• [Aim of the exercise] Print again, word for word, all of the records below, and leave the pictures out.

——

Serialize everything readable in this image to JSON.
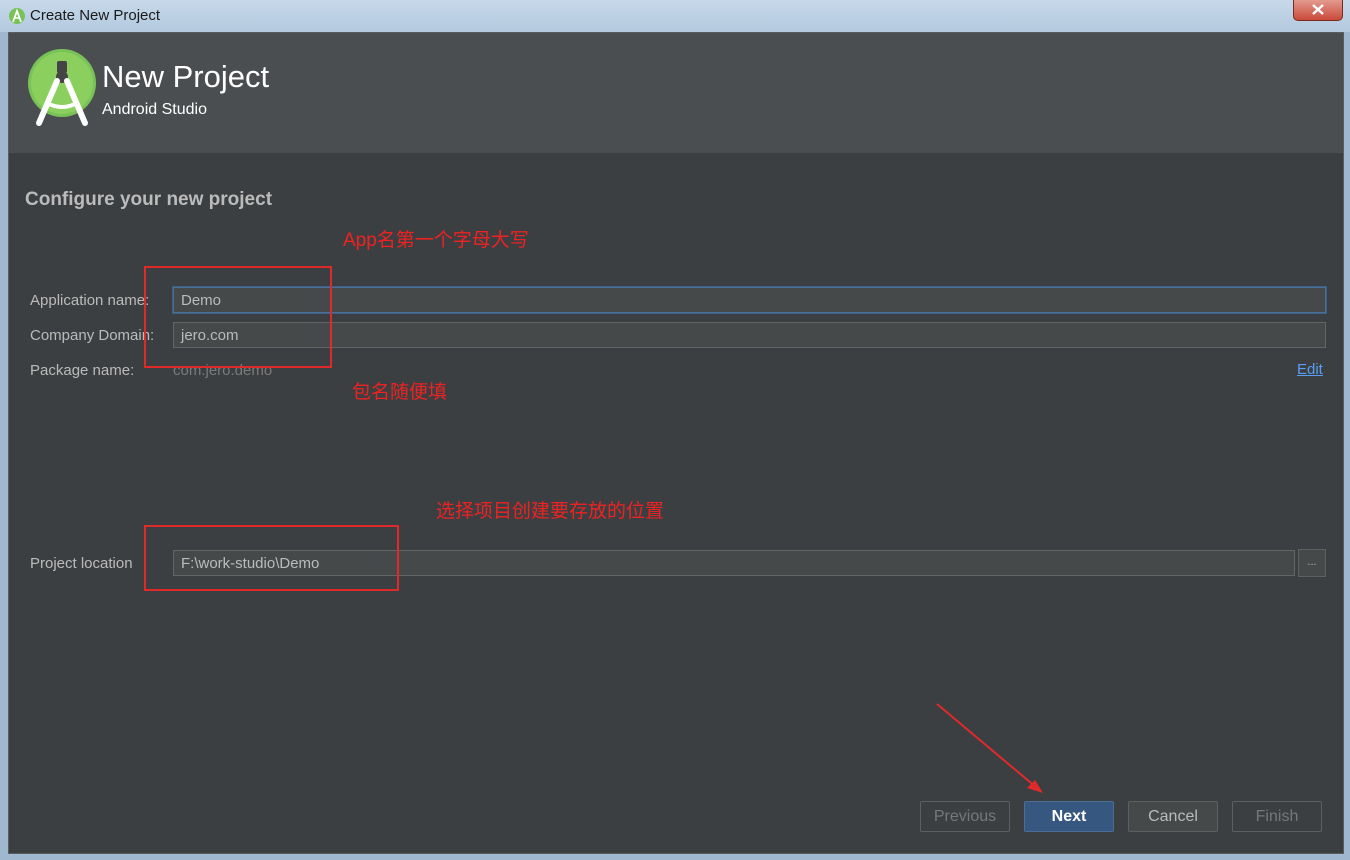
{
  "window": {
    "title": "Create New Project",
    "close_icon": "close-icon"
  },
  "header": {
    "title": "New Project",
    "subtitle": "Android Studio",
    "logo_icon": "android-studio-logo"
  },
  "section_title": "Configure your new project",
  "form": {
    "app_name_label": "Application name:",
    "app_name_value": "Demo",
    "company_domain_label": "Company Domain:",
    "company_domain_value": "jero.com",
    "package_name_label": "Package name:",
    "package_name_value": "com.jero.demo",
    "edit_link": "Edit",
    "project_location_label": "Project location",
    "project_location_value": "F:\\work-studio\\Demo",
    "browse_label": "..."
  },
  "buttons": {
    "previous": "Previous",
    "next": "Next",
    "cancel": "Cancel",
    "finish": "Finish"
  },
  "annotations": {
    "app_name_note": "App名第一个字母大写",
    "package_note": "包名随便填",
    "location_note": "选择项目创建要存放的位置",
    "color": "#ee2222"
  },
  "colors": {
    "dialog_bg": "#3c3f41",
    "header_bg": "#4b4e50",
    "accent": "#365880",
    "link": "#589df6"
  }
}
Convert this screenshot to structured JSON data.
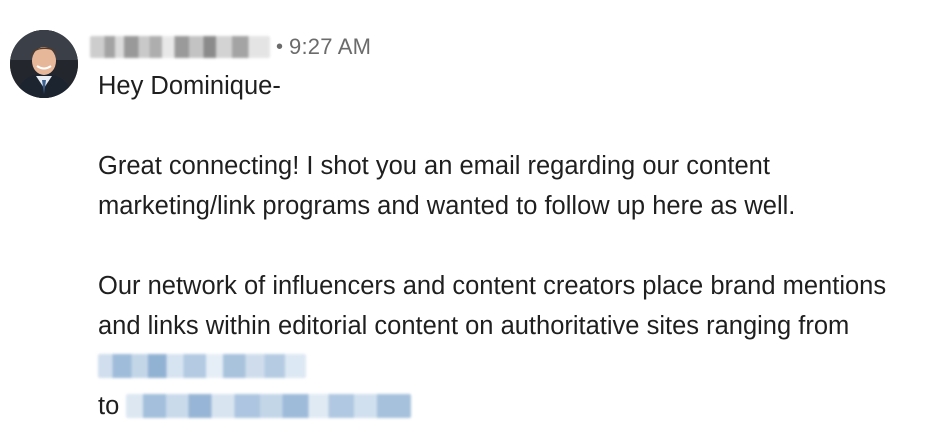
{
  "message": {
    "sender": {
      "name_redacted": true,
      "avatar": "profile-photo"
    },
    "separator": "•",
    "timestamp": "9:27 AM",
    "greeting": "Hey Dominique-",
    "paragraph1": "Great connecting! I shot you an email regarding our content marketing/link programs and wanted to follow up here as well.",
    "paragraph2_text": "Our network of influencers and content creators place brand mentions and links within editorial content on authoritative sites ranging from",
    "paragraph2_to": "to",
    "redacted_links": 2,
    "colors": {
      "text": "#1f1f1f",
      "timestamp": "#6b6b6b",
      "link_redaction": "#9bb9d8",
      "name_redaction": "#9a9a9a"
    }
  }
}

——

• [Response to the exercise]
Serialize everything readable in this image to JSON.
{
  "window": {
    "title": "Create New Project",
    "close_icon": "close-icon"
  },
  "header": {
    "title": "New Project",
    "subtitle": "Android Studio",
    "logo_icon": "android-studio-logo"
  },
  "section_title": "Configure your new project",
  "form": {
    "app_name_label": "Application name:",
    "app_name_value": "Demo",
    "company_domain_label": "Company Domain:",
    "company_domain_value": "jero.com",
    "package_name_label": "Package name:",
    "package_name_value": "com.jero.demo",
    "edit_link": "Edit",
    "project_location_label": "Project location",
    "project_location_value": "F:\\work-studio\\Demo",
    "browse_label": "..."
  },
  "buttons": {
    "previous": "Previous",
    "next": "Next",
    "cancel": "Cancel",
    "finish": "Finish"
  },
  "annotations": {
    "app_name_note": "App名第一个字母大写",
    "package_note": "包名随便填",
    "location_note": "选择项目创建要存放的位置",
    "color": "#ee2222"
  },
  "colors": {
    "dialog_bg": "#3c3f41",
    "header_bg": "#4b4e50",
    "accent": "#365880",
    "link": "#589df6"
  }
}
Convert this screenshot to structured JSON data.
{
  "message": {
    "sender": {
      "name_redacted": true,
      "avatar": "profile-photo"
    },
    "separator": "•",
    "timestamp": "9:27 AM",
    "greeting": "Hey Dominique-",
    "paragraph1": "Great connecting! I shot you an email regarding our content marketing/link programs and wanted to follow up here as well.",
    "paragraph2_text": "Our network of influencers and content creators place brand mentions and links within editorial content on authoritative sites ranging from",
    "paragraph2_to": "to",
    "redacted_links": 2,
    "colors": {
      "text": "#1f1f1f",
      "timestamp": "#6b6b6b",
      "link_redaction": "#9bb9d8",
      "name_redaction": "#9a9a9a"
    }
  }
}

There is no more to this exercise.